leave a comment --Maitland McDonagh
The roster of major Hollywood films about classical ballet expands to three with this young-skewing soap opera. Eighteen-year-old Jody (Amanda Schull) auditions for the school of the American Ballet Company (clearly based largely on the world-famous
New York City Ballet), and after being accepted gets a crash course in the cutthroat realities of professional ballet. Her fellow students are the best of the best, and only a handful will be accepted into ABC after the all-important, end-of-term workshop performance. Jody's dormmates are Maureen
(Susan May Pratt), the sort of humorless dance student derisively called a bunhead, and Eva (Zoë Saldana), a hugely talented dancer with potentially ruinous authority problems. They quickly befriend the three guys downstairs, Charlie (Sascha Radetsky), Erik (Shakiem Evans) and Russian-born

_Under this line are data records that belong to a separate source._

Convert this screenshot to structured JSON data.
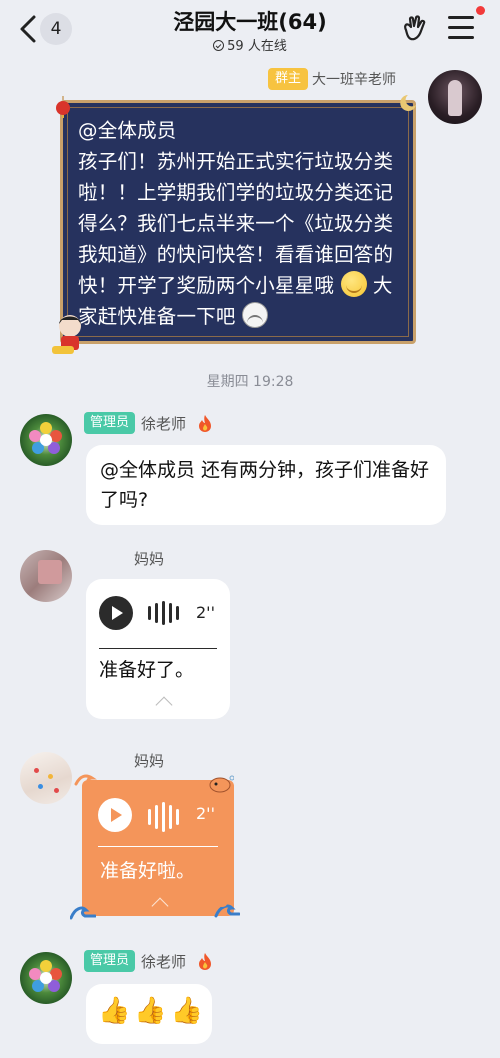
{
  "header": {
    "back_badge": "4",
    "title": "泾园大一班(64)",
    "online_text": "59 人在线"
  },
  "owner_message": {
    "tag": "群主",
    "name": "大一班辛老师",
    "line1": "@全体成员",
    "body_a": "孩子们！苏州开始正式实行垃圾分类啦！！上学期我们学的垃圾分类还记得么？我们七点半来一个《垃圾分类我知道》的快问快答！看看谁回答的快！开学了奖励两个小星星哦",
    "body_b": "大家赶快准备一下吧"
  },
  "timestamp": "星期四 19:28",
  "messages": [
    {
      "tag": "管理员",
      "name": "徐老师",
      "text": "@全体成员 还有两分钟，孩子们准备好了吗?"
    },
    {
      "name": "妈妈",
      "duration": "2''",
      "text": "准备好了。"
    },
    {
      "name": "妈妈",
      "duration": "2''",
      "text": "准备好啦。"
    },
    {
      "tag": "管理员",
      "name": "徐老师",
      "text": "👍👍👍"
    }
  ],
  "colors": {
    "background": "#eceef3",
    "owner_tag": "#f7c340",
    "admin_tag": "#4ac9a7",
    "owner_card": "#26325e",
    "orange_bubble": "#f4955a"
  },
  "icons": [
    "back-chevron-icon",
    "gesture-icon",
    "menu-icon",
    "fire-icon",
    "play-icon",
    "waveform-icon"
  ]
}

Sergei (Olympic figure skater Ilia Kulik). All their futures hinge on impressing strict teachers and ABC director Jonathan Reeves (Peter Gallagher), but they idolize rebel ballet star Cooper (Ethan Stiefel), who recently returned to ABC after a blowout with Jonathan, who stole Cooper's prima
ballerina girlfriend (Julie Kent). Casting dance-oriented movies (the classics being THE RED SHOES and THE TURNING POINT) always comes down to actors who can dance a little or dancers who can act a little. This movie mostly opts for acting dancers, notably American Ballet Theatre's Kent, Stiefel
and Radetsky, and San Francisco Ballet's Schull, all of whom emote sufficiently well to keep their heads above the suds. Director Nicholas Hytner captures the sheer physicality of dance and gets many of the details of dance life surprisingly right. The story is shallow stuff, but pretty
entertaining until it becomes utterly preposterous, which is right around the time the curtain rises on Cooper's ballet, an extravaganza that includes an entrance on a motorcycle and a tutu that's peeled off the gamely grinning Jody like a string off a top!